Deploy the function app to Azure and run it again. Everything goes alright.
Azure Functions simply works as a proxy that calls the ngrok-secured remote controller API. It's OK we stop right here, as long as we use a web browser. But let's be fancier, using Power Platform. Power Automate handles the workflow of the remote controller by calling the Azure Functions app and Power Apps defines the behaviours how to "remote control" home appliances.
We can call Azure Functions directly from Power Apps, but the separation of concerns is also applied between Power Automate and Power Apps – control the workflow and control the behaviours. Let's build the workflow first.
First of all, create a workflow instance at Power Automate. As Power App only triggers it, it sets the Power App as a trigger.
Once the instance is created, it opens the visual designer screen. Can you see the Power App trigger at the top?
As this workflow simply calls the Azure Functions app, search up the HTTP action.
We created the Azure Functions endpoint to accept both
POST verbs. When we test it on the browser, we had to send the request through the
GET verb. In Power Automate, it's better to use the
POST verb to send requests to the function app.
Set the function app endpoint URL and header like below. You can see both
HTTP_Body_1 at the bottom-right side corner. Both represent device and power, respectively, which will be explained later in this post.
Search up the HTTP response action to return the execution result from the function app endpoint to Power App.
Put the entire HTTP action response to the response action.
Show advanced options button to define a JSON schema for Power Apps to recognise what the response might look like:
Generate from sample button and paste the response payload taken from the previous example.
Then, it automatically generates the JSON schema.
We've now got the Power Automate workflow that calls the Azure Functions endpoints.

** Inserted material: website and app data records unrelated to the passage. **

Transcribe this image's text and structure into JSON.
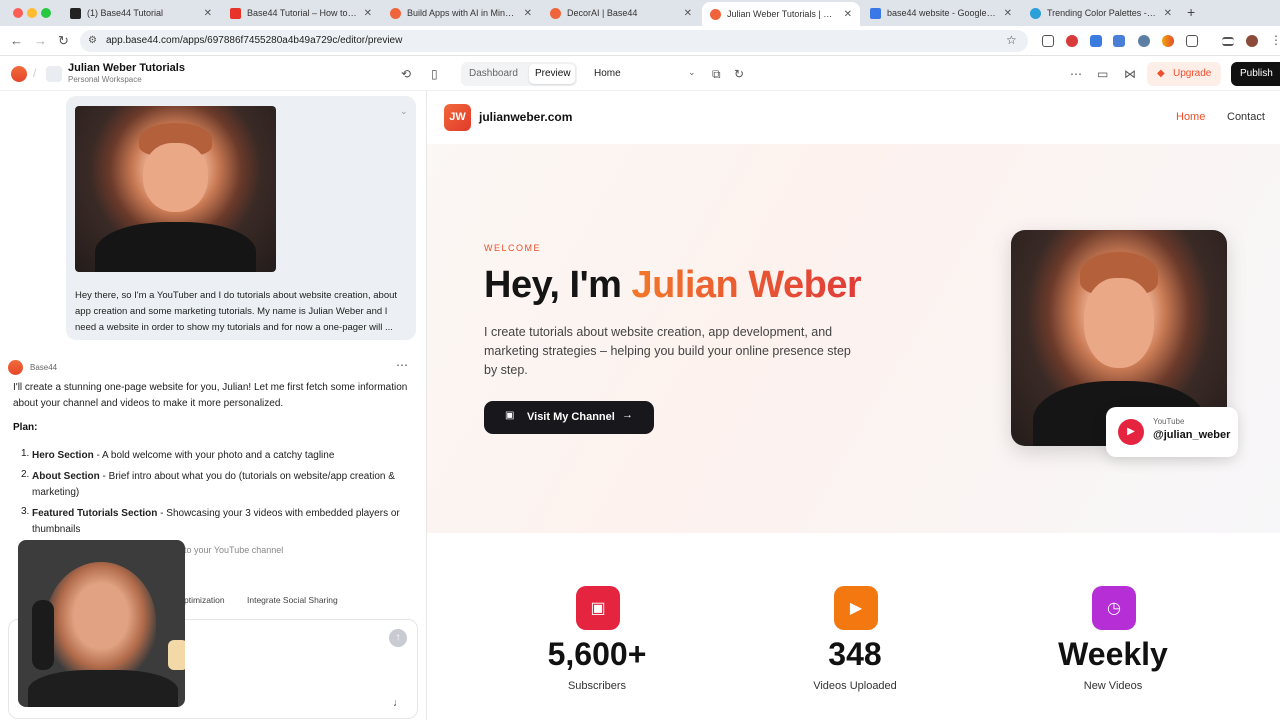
{
  "browser": {
    "tabs": [
      {
        "label": "(1) Base44 Tutorial",
        "favicon_color": "#222222"
      },
      {
        "label": "Base44 Tutorial – How to buil",
        "favicon_color": "#e8332a"
      },
      {
        "label": "Build Apps with AI in Minutes",
        "favicon_color": "#f0643c"
      },
      {
        "label": "DecorAI | Base44",
        "favicon_color": "#f0643c"
      },
      {
        "label": "Julian Weber Tutorials | Base",
        "favicon_color": "#f0643c",
        "active": true
      },
      {
        "label": "base44 website - Google Doc",
        "favicon_color": "#3b78e7"
      },
      {
        "label": "Trending Color Palettes - Coo",
        "favicon_color": "#2b9fd8"
      }
    ],
    "url": "app.base44.com/apps/697886f7455280a4b49a729c/editor/preview"
  },
  "app_toolbar": {
    "project_title": "Julian Weber Tutorials",
    "workspace": "Personal Workspace",
    "dashboard_label": "Dashboard",
    "preview_label": "Preview",
    "page_select": "Home",
    "upgrade_label": "Upgrade",
    "publish_label": "Publish"
  },
  "chat": {
    "user_message": "Hey there, so I'm a YouTuber and I do tutorials about website creation, about app creation and some marketing tutorials. My name is Julian Weber and I need a website in order to show my tutorials and for now a one-pager will ...",
    "assistant_name": "Base44",
    "assistant_intro": "I'll create a stunning one-page website for you, Julian! Let me first fetch some information about your channel and videos to make it more personalized.",
    "plan_heading": "Plan:",
    "plan_items": [
      {
        "num": "1.",
        "title": "Hero Section",
        "text": " - A bold welcome with your photo and a catchy tagline"
      },
      {
        "num": "2.",
        "title": "About Section",
        "text": " - Brief intro about what you do (tutorials on website/app creation & marketing)"
      },
      {
        "num": "3.",
        "title": "Featured Tutorials Section",
        "text": " - Showcasing your 3 videos with embedded players or thumbnails"
      }
    ],
    "partial_line": "to your YouTube channel",
    "chip_1": "ptimization",
    "chip_2": "Integrate Social Sharing"
  },
  "site": {
    "logo_initials": "JW",
    "domain": "julianweber.com",
    "nav_home": "Home",
    "nav_contact": "Contact",
    "eyebrow": "WELCOME",
    "headline_prefix": "Hey, I'm ",
    "headline_name": "Julian Weber",
    "description": "I create tutorials about website creation, app development, and marketing strategies – helping you build your online presence step by step.",
    "cta_label": "Visit My Channel",
    "badge_platform": "YouTube",
    "badge_handle": "@julian_weber",
    "stats": [
      {
        "value": "5,600+",
        "label": "Subscribers",
        "color": "#e5253f"
      },
      {
        "value": "348",
        "label": "Videos Uploaded",
        "color": "#f2780f"
      },
      {
        "value": "Weekly",
        "label": "New Videos",
        "color": "#b62fd6"
      }
    ]
  },
  "colors": {
    "accent": "#ef4f2b",
    "dark_button": "#17171c"
  }
}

Let's build the "real" remote controller with Power Apps. Add two buttons and one label controls. Set the name of "ON" to the first button and "OFF" to the second button.
Connect the Power Automate workflow of
Home Appliances Remote Controller with the
ON button. The
HomeAppliancesRemoteController.Run() function represents the workflow that takes two parameters of
on. Do you remember both
HTTP_Body_1 from the Power Automate workflow that takes device and power respectively? These
on are the ones.
ON button, the
OFF button calls the same workflow with different parameters –
The text label shows the result of the call.
We just use only one appliance, that is TV. But if we add two extra buttons for an air-conditioning system, we can send parameters like
Save and publish the Power App.
On our mobile phone, the Power App might look like this video:
If I run this app in front of the TV, it looks like the following video:
So far, we built an API app, opened a secure tunnel, and built an Azure Function app, Power Automate workflow and Power App. Through this Power App, we can now control our home appliances outside the home. As there are plenty of scenarios for Power Platform, I would really like you to run your idea. Are you fascinated? It's your turn now.